Problem details. Leave the pictures out and return every line below exactly.

BEGIN

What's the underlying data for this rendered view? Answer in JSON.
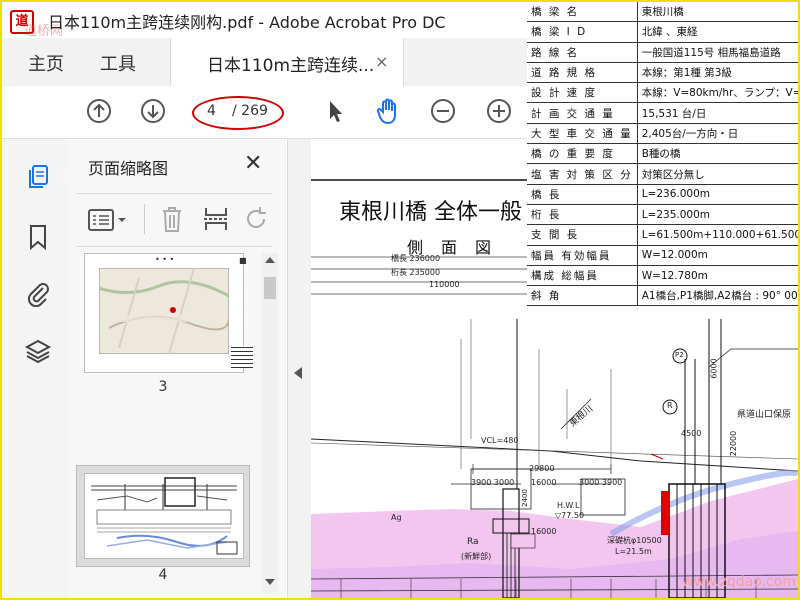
{
  "window": {
    "title": "日本110m主跨连续刚构.pdf - Adobe Acrobat Pro DC",
    "app_logo_glyph": "道",
    "watermark": "道桥网"
  },
  "menubar": {
    "home": "主页",
    "tools": "工具",
    "doc_tab_title": "日本110m主跨连续...",
    "doc_tab_close": "×"
  },
  "toolbar": {
    "page_current": "4",
    "page_total": "/ 269"
  },
  "thumb_panel": {
    "title": "页面缩略图",
    "close": "✕",
    "thumbnails": [
      {
        "label": "3"
      },
      {
        "label": "4"
      }
    ]
  },
  "document": {
    "drawing_title": "東根川橋 全体一般",
    "drawing_subtitle": "側面図",
    "dims": [
      "橋長 236000",
      "桁長 235000",
      "110000"
    ],
    "elev_labels": [
      "29800",
      "16000",
      "3900 3000",
      "3000 3900",
      "16000",
      "H.W.L",
      "▽77.50",
      "4500",
      "22000",
      "6000",
      "2400"
    ],
    "annotations": [
      "東根川",
      "VCL=480",
      "県道山口保原",
      "深礎杭φ10500",
      "L=21.5m",
      "Ra",
      "(新鮮部)",
      "R",
      "P2",
      "Ag"
    ],
    "bottom_watermark": "www.zqdao.com"
  },
  "spec_table": {
    "rows": [
      {
        "k": "橋 梁 名",
        "v": "東根川橋"
      },
      {
        "k": "橋 梁 I D",
        "v": "北緯 、東経"
      },
      {
        "k": "路 線 名",
        "v": "一般国道115号 相馬福島道路"
      },
      {
        "k": "道 路 規 格",
        "v": "本線：第1種 第3級"
      },
      {
        "k": "設 計 速 度",
        "v": "本線：V=80km/hr、ランプ：V=40"
      },
      {
        "k": "計 画 交 通 量",
        "v": "15,531 台/日"
      },
      {
        "k": "大 型 車 交 通 量",
        "v": "2,405台/一方向・日"
      },
      {
        "k": "橋 の 重 要 度",
        "v": "B種の橋"
      },
      {
        "k": "塩 害 対 策 区 分",
        "v": "対策区分無し"
      },
      {
        "k": "橋 長",
        "v": "L=236.000m"
      },
      {
        "k": "桁 長",
        "v": "L=235.000m"
      },
      {
        "k": "支 間 長",
        "v": "L=61.500m+110.000+61.500m"
      },
      {
        "k": "幅員 有効幅員",
        "v": "W=12.000m"
      },
      {
        "k": "構成 総幅員",
        "v": "W=12.780m"
      },
      {
        "k": "斜 角",
        "v": "A1橋台,P1橋脚,A2橋台 : 90° 00"
      }
    ]
  },
  "colors": {
    "accent_red": "#d00000",
    "frame_yellow": "#f0e000",
    "hand_tool_blue": "#1a73e8",
    "ground_pink": "#f3c6f0",
    "ground_blue": "#b8c8f0"
  }
}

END

Worked solution.
What's the underlying data for this rendered view? Answer in JSON.
{
  "window": {
    "title": "日本110m主跨连续刚构.pdf - Adobe Acrobat Pro DC",
    "app_logo_glyph": "道",
    "watermark": "道桥网"
  },
  "menubar": {
    "home": "主页",
    "tools": "工具",
    "doc_tab_title": "日本110m主跨连续...",
    "doc_tab_close": "×"
  },
  "toolbar": {
    "page_current": "4",
    "page_total": "/ 269"
  },
  "thumb_panel": {
    "title": "页面缩略图",
    "close": "✕",
    "thumbnails": [
      {
        "label": "3"
      },
      {
        "label": "4"
      }
    ]
  },
  "document": {
    "drawing_title": "東根川橋 全体一般",
    "drawing_subtitle": "側面図",
    "dims": [
      "橋長 236000",
      "桁長 235000",
      "110000"
    ],
    "elev_labels": [
      "29800",
      "16000",
      "3900 3000",
      "3000 3900",
      "16000",
      "H.W.L",
      "▽77.50",
      "4500",
      "22000",
      "6000",
      "2400"
    ],
    "annotations": [
      "東根川",
      "VCL=480",
      "県道山口保原",
      "深礎杭φ10500",
      "L=21.5m",
      "Ra",
      "(新鮮部)",
      "R",
      "P2",
      "Ag"
    ],
    "bottom_watermark": "www.zqdao.com"
  },
  "spec_table": {
    "rows": [
      {
        "k": "橋 梁 名",
        "v": "東根川橋"
      },
      {
        "k": "橋 梁 I D",
        "v": "北緯 、東経"
      },
      {
        "k": "路 線 名",
        "v": "一般国道115号 相馬福島道路"
      },
      {
        "k": "道 路 規 格",
        "v": "本線：第1種 第3級"
      },
      {
        "k": "設 計 速 度",
        "v": "本線：V=80km/hr、ランプ：V=40"
      },
      {
        "k": "計 画 交 通 量",
        "v": "15,531 台/日"
      },
      {
        "k": "大 型 車 交 通 量",
        "v": "2,405台/一方向・日"
      },
      {
        "k": "橋 の 重 要 度",
        "v": "B種の橋"
      },
      {
        "k": "塩 害 対 策 区 分",
        "v": "対策区分無し"
      },
      {
        "k": "橋 長",
        "v": "L=236.000m"
      },
      {
        "k": "桁 長",
        "v": "L=235.000m"
      },
      {
        "k": "支 間 長",
        "v": "L=61.500m+110.000+61.500m"
      },
      {
        "k": "幅員 有効幅員",
        "v": "W=12.000m"
      },
      {
        "k": "構成 総幅員",
        "v": "W=12.780m"
      },
      {
        "k": "斜 角",
        "v": "A1橋台,P1橋脚,A2橋台 : 90° 00"
      }
    ]
  },
  "colors": {
    "accent_red": "#d00000",
    "frame_yellow": "#f0e000",
    "hand_tool_blue": "#1a73e8",
    "ground_pink": "#f3c6f0",
    "ground_blue": "#b8c8f0"
  }
}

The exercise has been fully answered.